* [Exercise requirements]: Exactly as they appear, set down all of the records.

── Data listing ──

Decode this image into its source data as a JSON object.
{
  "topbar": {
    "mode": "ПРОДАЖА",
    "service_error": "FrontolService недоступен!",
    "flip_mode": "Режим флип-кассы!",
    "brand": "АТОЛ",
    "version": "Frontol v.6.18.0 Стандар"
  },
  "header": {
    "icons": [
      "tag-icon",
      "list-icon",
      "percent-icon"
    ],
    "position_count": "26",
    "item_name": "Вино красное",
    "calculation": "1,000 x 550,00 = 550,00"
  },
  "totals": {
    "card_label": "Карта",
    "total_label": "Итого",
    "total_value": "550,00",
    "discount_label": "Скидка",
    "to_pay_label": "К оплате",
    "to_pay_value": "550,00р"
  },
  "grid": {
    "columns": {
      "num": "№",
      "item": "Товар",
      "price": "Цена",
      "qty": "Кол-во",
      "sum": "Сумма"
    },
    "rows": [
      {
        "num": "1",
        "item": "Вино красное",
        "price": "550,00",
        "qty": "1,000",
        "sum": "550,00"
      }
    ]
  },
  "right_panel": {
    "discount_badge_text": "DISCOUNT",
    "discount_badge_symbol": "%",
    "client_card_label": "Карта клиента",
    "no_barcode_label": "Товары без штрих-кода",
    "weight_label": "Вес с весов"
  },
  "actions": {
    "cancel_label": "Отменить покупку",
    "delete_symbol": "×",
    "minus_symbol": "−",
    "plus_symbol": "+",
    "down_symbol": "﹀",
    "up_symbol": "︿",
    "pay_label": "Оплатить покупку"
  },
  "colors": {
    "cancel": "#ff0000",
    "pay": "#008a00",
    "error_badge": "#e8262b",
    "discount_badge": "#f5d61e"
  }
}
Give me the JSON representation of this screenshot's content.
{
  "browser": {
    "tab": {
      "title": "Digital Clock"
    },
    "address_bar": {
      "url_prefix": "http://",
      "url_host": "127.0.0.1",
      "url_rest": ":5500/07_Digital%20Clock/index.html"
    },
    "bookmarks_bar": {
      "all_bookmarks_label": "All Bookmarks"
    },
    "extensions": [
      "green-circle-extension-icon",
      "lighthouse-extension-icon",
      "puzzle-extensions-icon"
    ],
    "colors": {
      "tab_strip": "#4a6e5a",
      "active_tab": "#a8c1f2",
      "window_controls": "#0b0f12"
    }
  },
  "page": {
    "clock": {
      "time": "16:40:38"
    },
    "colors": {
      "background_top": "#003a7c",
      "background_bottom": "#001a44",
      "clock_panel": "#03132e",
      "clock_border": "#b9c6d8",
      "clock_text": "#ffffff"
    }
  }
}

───

* [Reply]:
Decode this image into its source data as a JSON object.
{
  "topbar": {
    "mode": "ПРОДАЖА",
    "service_error": "FrontolService недоступен!",
    "flip_mode": "Режим флип-кассы!",
    "brand": "АТОЛ",
    "version": "Frontol v.6.18.0 Стандар"
  },
  "header": {
    "icons": [
      "tag-icon",
      "list-icon",
      "percent-icon"
    ],
    "position_count": "26",
    "item_name": "Вино красное",
    "calculation": "1,000 x 550,00 = 550,00"
  },
  "totals": {
    "card_label": "Карта",
    "total_label": "Итого",
    "total_value": "550,00",
    "discount_label": "Скидка",
    "to_pay_label": "К оплате",
    "to_pay_value": "550,00р"
  },
  "grid": {
    "columns": {
      "num": "№",
      "item": "Товар",
      "price": "Цена",
      "qty": "Кол-во",
      "sum": "Сумма"
    },
    "rows": [
      {
        "num": "1",
        "item": "Вино красное",
        "price": "550,00",
        "qty": "1,000",
        "sum": "550,00"
      }
    ]
  },
  "right_panel": {
    "discount_badge_text": "DISCOUNT",
    "discount_badge_symbol": "%",
    "client_card_label": "Карта клиента",
    "no_barcode_label": "Товары без штрих-кода",
    "weight_label": "Вес с весов"
  },
  "actions": {
    "cancel_label": "Отменить покупку",
    "delete_symbol": "×",
    "minus_symbol": "−",
    "plus_symbol": "+",
    "down_symbol": "﹀",
    "up_symbol": "︿",
    "pay_label": "Оплатить покупку"
  },
  "colors": {
    "cancel": "#ff0000",
    "pay": "#008a00",
    "error_badge": "#e8262b",
    "discount_badge": "#f5d61e"
  }
}
Give me the JSON representation of this screenshot's content.
{
  "browser": {
    "tab": {
      "title": "Digital Clock"
    },
    "address_bar": {
      "url_prefix": "http://",
      "url_host": "127.0.0.1",
      "url_rest": ":5500/07_Digital%20Clock/index.html"
    },
    "bookmarks_bar": {
      "all_bookmarks_label": "All Bookmarks"
    },
    "extensions": [
      "green-circle-extension-icon",
      "lighthouse-extension-icon",
      "puzzle-extensions-icon"
    ],
    "colors": {
      "tab_strip": "#4a6e5a",
      "active_tab": "#a8c1f2",
      "window_controls": "#0b0f12"
    }
  },
  "page": {
    "clock": {
      "time": "16:40:38"
    },
    "colors": {
      "background_top": "#003a7c",
      "background_bottom": "#001a44",
      "clock_panel": "#03132e",
      "clock_border": "#b9c6d8",
      "clock_text": "#ffffff"
    }
  }
}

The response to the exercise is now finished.